[[ PROVIDED DATA open ]]

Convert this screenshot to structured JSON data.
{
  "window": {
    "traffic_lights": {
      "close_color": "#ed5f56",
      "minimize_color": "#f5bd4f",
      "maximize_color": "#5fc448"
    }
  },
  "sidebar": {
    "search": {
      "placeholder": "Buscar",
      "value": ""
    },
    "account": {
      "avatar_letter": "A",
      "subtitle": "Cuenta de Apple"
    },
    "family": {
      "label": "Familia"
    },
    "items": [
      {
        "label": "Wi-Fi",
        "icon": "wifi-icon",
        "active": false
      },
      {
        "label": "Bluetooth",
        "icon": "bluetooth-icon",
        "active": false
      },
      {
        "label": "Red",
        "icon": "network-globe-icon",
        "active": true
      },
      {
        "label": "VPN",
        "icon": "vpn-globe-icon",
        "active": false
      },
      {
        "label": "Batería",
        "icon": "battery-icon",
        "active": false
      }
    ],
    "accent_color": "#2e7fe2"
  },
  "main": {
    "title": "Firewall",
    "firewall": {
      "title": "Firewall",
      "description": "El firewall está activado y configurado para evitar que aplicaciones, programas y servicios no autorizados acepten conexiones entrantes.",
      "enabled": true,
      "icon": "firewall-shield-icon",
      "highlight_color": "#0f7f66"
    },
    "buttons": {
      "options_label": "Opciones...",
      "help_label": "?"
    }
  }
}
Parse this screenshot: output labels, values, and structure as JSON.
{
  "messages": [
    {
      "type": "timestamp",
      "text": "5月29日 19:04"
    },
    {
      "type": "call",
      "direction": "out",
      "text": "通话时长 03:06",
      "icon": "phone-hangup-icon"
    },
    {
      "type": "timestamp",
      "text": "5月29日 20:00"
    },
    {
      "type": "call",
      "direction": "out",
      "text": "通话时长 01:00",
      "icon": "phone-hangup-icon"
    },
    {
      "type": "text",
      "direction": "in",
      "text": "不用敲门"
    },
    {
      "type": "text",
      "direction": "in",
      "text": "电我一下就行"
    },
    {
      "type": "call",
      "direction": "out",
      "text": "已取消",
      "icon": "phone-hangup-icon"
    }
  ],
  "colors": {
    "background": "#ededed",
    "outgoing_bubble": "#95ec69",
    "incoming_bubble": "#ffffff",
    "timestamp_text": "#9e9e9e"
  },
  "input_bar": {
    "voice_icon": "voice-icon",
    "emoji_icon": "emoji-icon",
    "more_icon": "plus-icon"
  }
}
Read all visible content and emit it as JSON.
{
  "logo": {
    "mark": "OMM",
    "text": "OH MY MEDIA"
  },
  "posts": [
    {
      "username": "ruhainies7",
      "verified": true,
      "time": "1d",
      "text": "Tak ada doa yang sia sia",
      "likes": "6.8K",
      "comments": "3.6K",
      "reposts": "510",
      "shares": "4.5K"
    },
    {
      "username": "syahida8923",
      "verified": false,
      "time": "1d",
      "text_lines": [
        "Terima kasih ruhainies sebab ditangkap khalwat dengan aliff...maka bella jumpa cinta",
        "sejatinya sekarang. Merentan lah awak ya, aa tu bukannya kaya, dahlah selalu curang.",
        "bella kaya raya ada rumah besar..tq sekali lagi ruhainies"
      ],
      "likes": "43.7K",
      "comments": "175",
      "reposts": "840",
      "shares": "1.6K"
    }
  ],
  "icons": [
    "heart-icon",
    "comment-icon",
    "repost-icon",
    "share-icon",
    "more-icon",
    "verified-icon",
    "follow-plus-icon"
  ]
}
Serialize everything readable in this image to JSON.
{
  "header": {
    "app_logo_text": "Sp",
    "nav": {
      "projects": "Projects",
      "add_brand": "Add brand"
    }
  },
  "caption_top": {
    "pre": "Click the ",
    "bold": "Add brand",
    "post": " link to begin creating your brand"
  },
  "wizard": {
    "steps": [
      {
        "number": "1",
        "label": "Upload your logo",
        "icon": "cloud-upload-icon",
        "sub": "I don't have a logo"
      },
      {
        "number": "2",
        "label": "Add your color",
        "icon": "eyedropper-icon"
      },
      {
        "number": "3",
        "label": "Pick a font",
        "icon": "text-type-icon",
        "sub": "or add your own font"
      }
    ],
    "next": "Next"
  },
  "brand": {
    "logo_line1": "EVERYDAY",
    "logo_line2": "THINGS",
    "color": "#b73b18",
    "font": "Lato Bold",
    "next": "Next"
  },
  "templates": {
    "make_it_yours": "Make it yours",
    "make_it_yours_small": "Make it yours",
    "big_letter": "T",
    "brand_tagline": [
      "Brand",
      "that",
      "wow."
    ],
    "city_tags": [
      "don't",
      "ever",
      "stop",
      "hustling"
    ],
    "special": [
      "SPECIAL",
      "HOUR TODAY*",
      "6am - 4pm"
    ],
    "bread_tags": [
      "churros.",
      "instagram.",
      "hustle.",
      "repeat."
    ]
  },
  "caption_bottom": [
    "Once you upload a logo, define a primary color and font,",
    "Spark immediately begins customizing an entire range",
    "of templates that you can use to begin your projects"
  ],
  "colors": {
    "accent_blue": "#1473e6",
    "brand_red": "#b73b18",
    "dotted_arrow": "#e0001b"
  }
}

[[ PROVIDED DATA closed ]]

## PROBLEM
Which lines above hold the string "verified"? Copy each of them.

## RESPONSE
      "verified": true,
      "verified": false,
    "verified-icon",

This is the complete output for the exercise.